- DATA EXCERPTS:
▶
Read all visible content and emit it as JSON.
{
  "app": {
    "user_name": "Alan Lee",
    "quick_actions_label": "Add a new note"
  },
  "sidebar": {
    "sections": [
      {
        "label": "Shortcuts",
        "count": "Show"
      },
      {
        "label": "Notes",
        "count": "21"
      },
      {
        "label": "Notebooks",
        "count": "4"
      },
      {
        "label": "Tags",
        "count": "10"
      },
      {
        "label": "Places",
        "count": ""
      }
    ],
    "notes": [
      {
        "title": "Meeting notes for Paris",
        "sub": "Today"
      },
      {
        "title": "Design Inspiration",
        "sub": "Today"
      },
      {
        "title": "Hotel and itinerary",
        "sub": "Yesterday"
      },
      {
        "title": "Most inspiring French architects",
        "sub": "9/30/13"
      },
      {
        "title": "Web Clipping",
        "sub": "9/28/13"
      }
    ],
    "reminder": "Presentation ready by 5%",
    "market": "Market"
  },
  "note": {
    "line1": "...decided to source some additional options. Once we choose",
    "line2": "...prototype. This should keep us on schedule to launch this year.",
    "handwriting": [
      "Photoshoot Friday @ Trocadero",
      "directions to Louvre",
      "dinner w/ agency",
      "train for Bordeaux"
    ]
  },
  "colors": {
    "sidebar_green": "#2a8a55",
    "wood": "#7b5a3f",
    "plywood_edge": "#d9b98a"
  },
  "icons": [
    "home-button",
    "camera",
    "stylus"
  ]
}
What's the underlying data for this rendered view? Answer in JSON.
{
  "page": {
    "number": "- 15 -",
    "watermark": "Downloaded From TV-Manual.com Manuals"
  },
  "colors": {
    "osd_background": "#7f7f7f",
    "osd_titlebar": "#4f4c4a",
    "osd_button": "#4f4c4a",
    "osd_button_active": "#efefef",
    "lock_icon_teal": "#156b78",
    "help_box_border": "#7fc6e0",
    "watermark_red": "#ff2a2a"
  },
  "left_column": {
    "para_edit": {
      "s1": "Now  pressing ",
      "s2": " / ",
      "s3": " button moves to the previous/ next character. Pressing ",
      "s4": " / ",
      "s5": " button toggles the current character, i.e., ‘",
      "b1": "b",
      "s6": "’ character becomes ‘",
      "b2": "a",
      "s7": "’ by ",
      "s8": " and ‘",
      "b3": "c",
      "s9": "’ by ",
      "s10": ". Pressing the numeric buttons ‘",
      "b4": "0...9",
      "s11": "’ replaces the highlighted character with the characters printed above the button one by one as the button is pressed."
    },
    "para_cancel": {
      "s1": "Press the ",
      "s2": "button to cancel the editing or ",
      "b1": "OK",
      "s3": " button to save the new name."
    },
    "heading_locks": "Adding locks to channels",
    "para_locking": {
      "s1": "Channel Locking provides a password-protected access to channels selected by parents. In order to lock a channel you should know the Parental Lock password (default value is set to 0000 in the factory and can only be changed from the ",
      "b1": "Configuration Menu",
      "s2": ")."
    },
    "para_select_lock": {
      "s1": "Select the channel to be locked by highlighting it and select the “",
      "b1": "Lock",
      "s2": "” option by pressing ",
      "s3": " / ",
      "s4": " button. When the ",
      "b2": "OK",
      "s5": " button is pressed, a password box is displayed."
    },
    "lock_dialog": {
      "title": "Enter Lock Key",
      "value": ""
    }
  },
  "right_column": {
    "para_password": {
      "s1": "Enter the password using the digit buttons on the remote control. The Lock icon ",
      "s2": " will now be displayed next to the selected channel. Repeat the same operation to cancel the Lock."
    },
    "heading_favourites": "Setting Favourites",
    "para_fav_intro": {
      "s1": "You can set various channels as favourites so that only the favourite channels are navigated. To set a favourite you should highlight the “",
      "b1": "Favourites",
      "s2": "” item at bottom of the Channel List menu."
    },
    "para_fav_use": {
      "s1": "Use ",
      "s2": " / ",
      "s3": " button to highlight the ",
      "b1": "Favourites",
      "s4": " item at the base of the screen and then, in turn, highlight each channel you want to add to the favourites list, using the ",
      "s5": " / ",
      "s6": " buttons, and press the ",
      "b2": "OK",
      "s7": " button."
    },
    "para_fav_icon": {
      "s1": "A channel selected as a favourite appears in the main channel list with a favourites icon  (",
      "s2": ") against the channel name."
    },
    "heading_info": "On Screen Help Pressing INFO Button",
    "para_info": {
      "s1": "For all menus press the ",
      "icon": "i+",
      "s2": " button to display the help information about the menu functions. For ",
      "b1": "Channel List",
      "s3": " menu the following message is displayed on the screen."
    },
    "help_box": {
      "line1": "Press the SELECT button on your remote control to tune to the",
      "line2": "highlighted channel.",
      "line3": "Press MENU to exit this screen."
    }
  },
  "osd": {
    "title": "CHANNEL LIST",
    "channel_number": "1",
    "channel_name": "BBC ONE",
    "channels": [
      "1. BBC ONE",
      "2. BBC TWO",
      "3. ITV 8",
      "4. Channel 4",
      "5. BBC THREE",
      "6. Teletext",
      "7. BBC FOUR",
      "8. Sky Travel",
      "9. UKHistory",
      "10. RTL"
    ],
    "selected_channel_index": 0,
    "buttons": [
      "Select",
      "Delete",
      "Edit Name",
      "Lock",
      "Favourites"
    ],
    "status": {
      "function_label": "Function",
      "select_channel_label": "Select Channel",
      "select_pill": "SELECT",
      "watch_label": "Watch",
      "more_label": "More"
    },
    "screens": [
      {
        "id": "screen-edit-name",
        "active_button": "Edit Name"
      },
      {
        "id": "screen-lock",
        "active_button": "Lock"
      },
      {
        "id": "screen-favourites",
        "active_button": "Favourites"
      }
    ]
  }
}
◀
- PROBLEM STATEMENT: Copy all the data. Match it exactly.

- RESPONSE TO THE EXERCISE:
Read all visible content and emit it as JSON.
{
  "app": {
    "user_name": "Alan Lee",
    "quick_actions_label": "Add a new note"
  },
  "sidebar": {
    "sections": [
      {
        "label": "Shortcuts",
        "count": "Show"
      },
      {
        "label": "Notes",
        "count": "21"
      },
      {
        "label": "Notebooks",
        "count": "4"
      },
      {
        "label": "Tags",
        "count": "10"
      },
      {
        "label": "Places",
        "count": ""
      }
    ],
    "notes": [
      {
        "title": "Meeting notes for Paris",
        "sub": "Today"
      },
      {
        "title": "Design Inspiration",
        "sub": "Today"
      },
      {
        "title": "Hotel and itinerary",
        "sub": "Yesterday"
      },
      {
        "title": "Most inspiring French architects",
        "sub": "9/30/13"
      },
      {
        "title": "Web Clipping",
        "sub": "9/28/13"
      }
    ],
    "reminder": "Presentation ready by 5%",
    "market": "Market"
  },
  "note": {
    "line1": "...decided to source some additional options. Once we choose",
    "line2": "...prototype. This should keep us on schedule to launch this year.",
    "handwriting": [
      "Photoshoot Friday @ Trocadero",
      "directions to Louvre",
      "dinner w/ agency",
      "train for Bordeaux"
    ]
  },
  "colors": {
    "sidebar_green": "#2a8a55",
    "wood": "#7b5a3f",
    "plywood_edge": "#d9b98a"
  },
  "icons": [
    "home-button",
    "camera",
    "stylus"
  ]
}
What's the underlying data for this rendered view? Answer in JSON.
{
  "page": {
    "number": "- 15 -",
    "watermark": "Downloaded From TV-Manual.com Manuals"
  },
  "colors": {
    "osd_background": "#7f7f7f",
    "osd_titlebar": "#4f4c4a",
    "osd_button": "#4f4c4a",
    "osd_button_active": "#efefef",
    "lock_icon_teal": "#156b78",
    "help_box_border": "#7fc6e0",
    "watermark_red": "#ff2a2a"
  },
  "left_column": {
    "para_edit": {
      "s1": "Now  pressing ",
      "s2": " / ",
      "s3": " button moves to the previous/ next character. Pressing ",
      "s4": " / ",
      "s5": " button toggles the current character, i.e., ‘",
      "b1": "b",
      "s6": "’ character becomes ‘",
      "b2": "a",
      "s7": "’ by ",
      "s8": " and ‘",
      "b3": "c",
      "s9": "’ by ",
      "s10": ". Pressing the numeric buttons ‘",
      "b4": "0...9",
      "s11": "’ replaces the highlighted character with the characters printed above the button one by one as the button is pressed."
    },
    "para_cancel": {
      "s1": "Press the ",
      "s2": "button to cancel the editing or ",
      "b1": "OK",
      "s3": " button to save the new name."
    },
    "heading_locks": "Adding locks to channels",
    "para_locking": {
      "s1": "Channel Locking provides a password-protected access to channels selected by parents. In order to lock a channel you should know the Parental Lock password (default value is set to 0000 in the factory and can only be changed from the ",
      "b1": "Configuration Menu",
      "s2": ")."
    },
    "para_select_lock": {
      "s1": "Select the channel to be locked by highlighting it and select the “",
      "b1": "Lock",
      "s2": "” option by pressing ",
      "s3": " / ",
      "s4": " button. When the ",
      "b2": "OK",
      "s5": " button is pressed, a password box is displayed."
    },
    "lock_dialog": {
      "title": "Enter Lock Key",
      "value": ""
    }
  },
  "right_column": {
    "para_password": {
      "s1": "Enter the password using the digit buttons on the remote control. The Lock icon ",
      "s2": " will now be displayed next to the selected channel. Repeat the same operation to cancel the Lock."
    },
    "heading_favourites": "Setting Favourites",
    "para_fav_intro": {
      "s1": "You can set various channels as favourites so that only the favourite channels are navigated. To set a favourite you should highlight the “",
      "b1": "Favourites",
      "s2": "” item at bottom of the Channel List menu."
    },
    "para_fav_use": {
      "s1": "Use ",
      "s2": " / ",
      "s3": " button to highlight the ",
      "b1": "Favourites",
      "s4": " item at the base of the screen and then, in turn, highlight each channel you want to add to the favourites list, using the ",
      "s5": " / ",
      "s6": " buttons, and press the ",
      "b2": "OK",
      "s7": " button."
    },
    "para_fav_icon": {
      "s1": "A channel selected as a favourite appears in the main channel list with a favourites icon  (",
      "s2": ") against the channel name."
    },
    "heading_info": "On Screen Help Pressing INFO Button",
    "para_info": {
      "s1": "For all menus press the ",
      "icon": "i+",
      "s2": " button to display the help information about the menu functions. For ",
      "b1": "Channel List",
      "s3": " menu the following message is displayed on the screen."
    },
    "help_box": {
      "line1": "Press the SELECT button on your remote control to tune to the",
      "line2": "highlighted channel.",
      "line3": "Press MENU to exit this screen."
    }
  },
  "osd": {
    "title": "CHANNEL LIST",
    "channel_number": "1",
    "channel_name": "BBC ONE",
    "channels": [
      "1. BBC ONE",
      "2. BBC TWO",
      "3. ITV 8",
      "4. Channel 4",
      "5. BBC THREE",
      "6. Teletext",
      "7. BBC FOUR",
      "8. Sky Travel",
      "9. UKHistory",
      "10. RTL"
    ],
    "selected_channel_index": 0,
    "buttons": [
      "Select",
      "Delete",
      "Edit Name",
      "Lock",
      "Favourites"
    ],
    "status": {
      "function_label": "Function",
      "select_channel_label": "Select Channel",
      "select_pill": "SELECT",
      "watch_label": "Watch",
      "more_label": "More"
    },
    "screens": [
      {
        "id": "screen-edit-name",
        "active_button": "Edit Name"
      },
      {
        "id": "screen-lock",
        "active_button": "Lock"
      },
      {
        "id": "screen-favourites",
        "active_button": "Favourites"
      }
    ]
  }
}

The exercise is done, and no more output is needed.